**Problem requirements**
The word "title" occurs in some lines of the data. Return each such line.

Saved data entries:
------------------------------------
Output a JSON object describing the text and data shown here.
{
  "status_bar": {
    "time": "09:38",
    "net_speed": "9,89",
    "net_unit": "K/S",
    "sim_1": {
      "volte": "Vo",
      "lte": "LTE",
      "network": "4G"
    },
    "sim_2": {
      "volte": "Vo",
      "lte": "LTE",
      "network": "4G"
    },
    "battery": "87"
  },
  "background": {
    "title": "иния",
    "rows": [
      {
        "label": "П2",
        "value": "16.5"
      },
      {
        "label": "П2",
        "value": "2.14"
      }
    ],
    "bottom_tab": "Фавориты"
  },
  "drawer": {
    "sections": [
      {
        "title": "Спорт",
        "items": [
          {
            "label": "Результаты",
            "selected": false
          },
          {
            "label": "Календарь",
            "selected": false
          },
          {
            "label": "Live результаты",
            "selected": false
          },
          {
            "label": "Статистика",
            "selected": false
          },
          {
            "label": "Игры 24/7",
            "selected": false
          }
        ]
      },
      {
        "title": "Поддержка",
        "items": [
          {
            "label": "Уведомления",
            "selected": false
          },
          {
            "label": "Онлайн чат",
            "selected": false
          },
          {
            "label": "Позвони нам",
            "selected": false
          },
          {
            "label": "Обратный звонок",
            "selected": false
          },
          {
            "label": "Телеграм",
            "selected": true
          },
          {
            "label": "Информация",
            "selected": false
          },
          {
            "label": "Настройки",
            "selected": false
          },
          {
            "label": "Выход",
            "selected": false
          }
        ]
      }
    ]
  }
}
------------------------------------
**Result**
    "title": "иния",
        "title": "Спорт",
        "title": "Поддержка",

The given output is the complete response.